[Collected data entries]

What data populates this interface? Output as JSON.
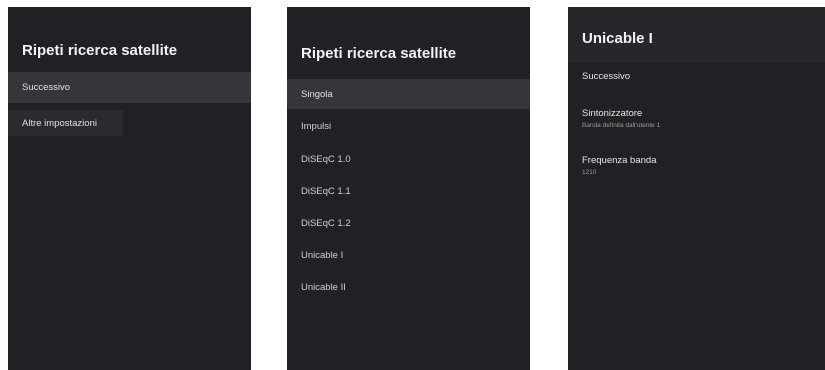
{
  "panel1": {
    "title": "Ripeti ricerca satellite",
    "items": [
      {
        "label": "Successivo"
      },
      {
        "label": "Altre impostazioni"
      }
    ]
  },
  "panel2": {
    "title": "Ripeti ricerca satellite",
    "items": [
      {
        "label": "Singola"
      },
      {
        "label": "Impulsi"
      },
      {
        "label": "DiSEqC 1.0"
      },
      {
        "label": "DiSEqC 1.1"
      },
      {
        "label": "DiSEqC 1.2"
      },
      {
        "label": "Unicable I"
      },
      {
        "label": "Unicable II"
      }
    ],
    "selected": "Singola"
  },
  "panel3": {
    "title": "Unicable I",
    "next_label": "Successivo",
    "tuner": {
      "label": "Sintonizzatore",
      "value": "Banda definita dall'utente 1"
    },
    "band_freq": {
      "label": "Frequenza banda",
      "value": "1210"
    }
  }
}
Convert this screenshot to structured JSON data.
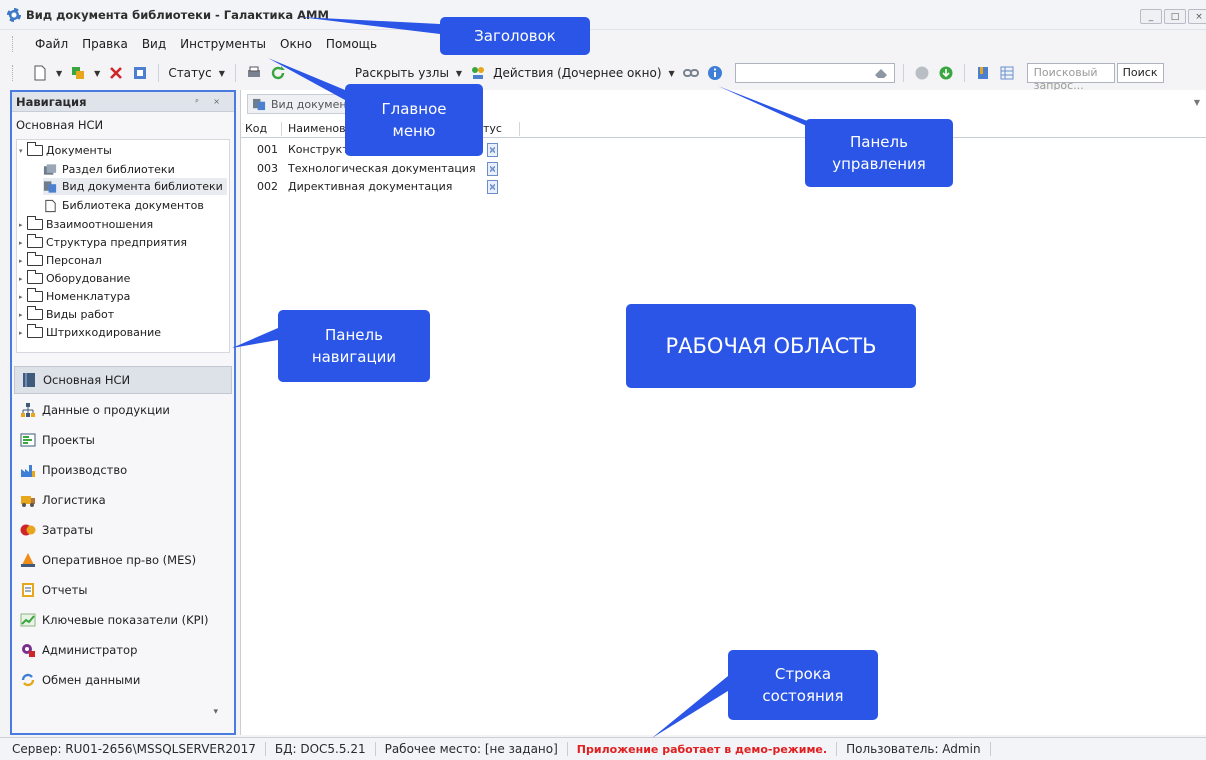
{
  "window": {
    "title": "Вид документа библиотеки - Галактика AMM",
    "controls": [
      "_",
      "□",
      "×"
    ]
  },
  "menu": [
    "Файл",
    "Правка",
    "Вид",
    "Инструменты",
    "Окно",
    "Помощь"
  ],
  "toolbar": {
    "status_label": "Статус",
    "expand_label": "Раскрыть узлы",
    "actions_label": "Действия (Дочернее окно)",
    "search_placeholder": "Поисковый запрос...",
    "search_button": "Поиск"
  },
  "nav": {
    "header": "Навигация",
    "header_controls": "ᵖ ×",
    "section": "Основная НСИ",
    "tree": [
      {
        "label": "Документы",
        "level": 0,
        "expanded": true,
        "icon": "folder-icon"
      },
      {
        "label": "Раздел библиотеки",
        "level": 1,
        "icon": "books-icon"
      },
      {
        "label": "Вид документа библиотеки",
        "level": 1,
        "icon": "doc-type-icon",
        "selected": true
      },
      {
        "label": "Библиотека документов",
        "level": 1,
        "icon": "document-icon"
      },
      {
        "label": "Взаимоотношения",
        "level": 0,
        "icon": "folder-icon"
      },
      {
        "label": "Структура предприятия",
        "level": 0,
        "icon": "folder-icon"
      },
      {
        "label": "Персонал",
        "level": 0,
        "icon": "folder-icon"
      },
      {
        "label": "Оборудование",
        "level": 0,
        "icon": "folder-icon"
      },
      {
        "label": "Номенклатура",
        "level": 0,
        "icon": "folder-icon"
      },
      {
        "label": "Виды работ",
        "level": 0,
        "icon": "folder-icon"
      },
      {
        "label": "Штрихкодирование",
        "level": 0,
        "icon": "folder-icon"
      }
    ],
    "buttons": [
      {
        "label": "Основная НСИ",
        "icon": "book-icon",
        "active": true
      },
      {
        "label": "Данные о продукции",
        "icon": "hierarchy-icon"
      },
      {
        "label": "Проекты",
        "icon": "projects-icon"
      },
      {
        "label": "Производство",
        "icon": "factory-icon"
      },
      {
        "label": "Логистика",
        "icon": "truck-icon"
      },
      {
        "label": "Затраты",
        "icon": "costs-icon"
      },
      {
        "label": "Оперативное пр-во (MES)",
        "icon": "mes-icon"
      },
      {
        "label": "Отчеты",
        "icon": "reports-icon"
      },
      {
        "label": "Ключевые показатели (KPI)",
        "icon": "kpi-chart-icon"
      },
      {
        "label": "Администратор",
        "icon": "admin-gear-icon"
      },
      {
        "label": "Обмен данными",
        "icon": "exchange-icon"
      }
    ]
  },
  "work": {
    "tab": "Вид докумен",
    "columns": [
      "Код",
      "Наименов",
      "тус"
    ],
    "rows": [
      {
        "code": "001",
        "name": "Конструкт"
      },
      {
        "code": "003",
        "name": "Технологическая документация"
      },
      {
        "code": "002",
        "name": "Директивная документация"
      }
    ]
  },
  "statusbar": {
    "server": "Сервер: RU01-2656\\MSSQLSERVER2017",
    "db": "БД: DOC5.5.21",
    "workplace": "Рабочее место: [не задано]",
    "demo": "Приложение работает в демо-режиме.",
    "user": "Пользователь: Admin"
  },
  "callouts": {
    "title": "Заголовок",
    "main_menu": "Главное меню",
    "control_panel": "Панель управления",
    "nav_panel": "Панель навигации",
    "work_area": "РАБОЧАЯ ОБЛАСТЬ",
    "status_line": "Строка состояния"
  },
  "colors": {
    "callout": "#2a55e6",
    "nav_border": "#4a7be0",
    "demo_text": "#e02020"
  }
}
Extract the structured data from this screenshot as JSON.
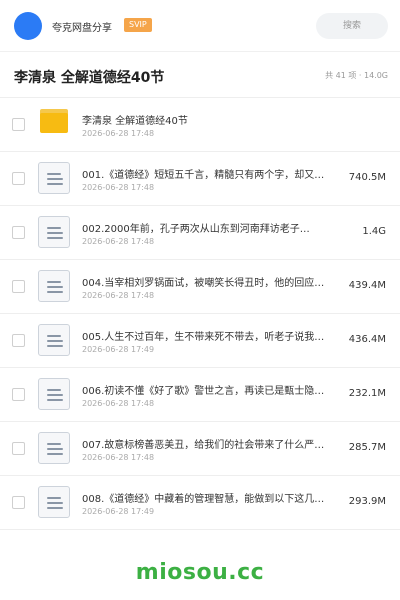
{
  "header": {
    "username": "夸克网盘分享",
    "badge": "SVIP",
    "search_placeholder": "搜索"
  },
  "folder_title": "李清泉 全解道德经40节",
  "stats": "共 41 项 · 14.0G",
  "files": [
    {
      "name": "李清泉 全解道德经40节",
      "date": "2026-06-28 17:48",
      "size": "",
      "type": "folder"
    },
    {
      "name": "001.《道德经》短短五千言，精髓只有两个字，却又…",
      "date": "2026-06-28 17:48",
      "size": "740.5M",
      "type": "file"
    },
    {
      "name": "002.2000年前，孔子两次从山东到河南拜访老子…",
      "date": "2026-06-28 17:48",
      "size": "1.4G",
      "type": "file"
    },
    {
      "name": "004.当宰相刘罗锅面试，被嘲笑长得丑时，他的回应…",
      "date": "2026-06-28 17:48",
      "size": "439.4M",
      "type": "file"
    },
    {
      "name": "005.人生不过百年，生不带来死不带去，听老子说我…",
      "date": "2026-06-28 17:49",
      "size": "436.4M",
      "type": "file"
    },
    {
      "name": "006.初读不懂《好了歌》警世之言，再读已是甄士隐…",
      "date": "2026-06-28 17:48",
      "size": "232.1M",
      "type": "file"
    },
    {
      "name": "007.故意标榜善恶美丑，给我们的社会带来了什么严…",
      "date": "2026-06-28 17:48",
      "size": "285.7M",
      "type": "file"
    },
    {
      "name": "008.《道德经》中藏着的管理智慧，能做到以下这几…",
      "date": "2026-06-28 17:49",
      "size": "293.9M",
      "type": "file"
    }
  ],
  "footer": "miosou.cc",
  "colors": {
    "accent": "#2b7bf5",
    "badge": "#f5a54a",
    "folder": "#f7bb12",
    "footer": "#3cb043"
  }
}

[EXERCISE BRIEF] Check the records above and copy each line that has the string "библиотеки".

[RESULT BELOW]
    "title": "Вид документа библиотеки - Галактика AMM",
        "label": "Раздел библиотеки",
        "label": "Вид документа библиотеки",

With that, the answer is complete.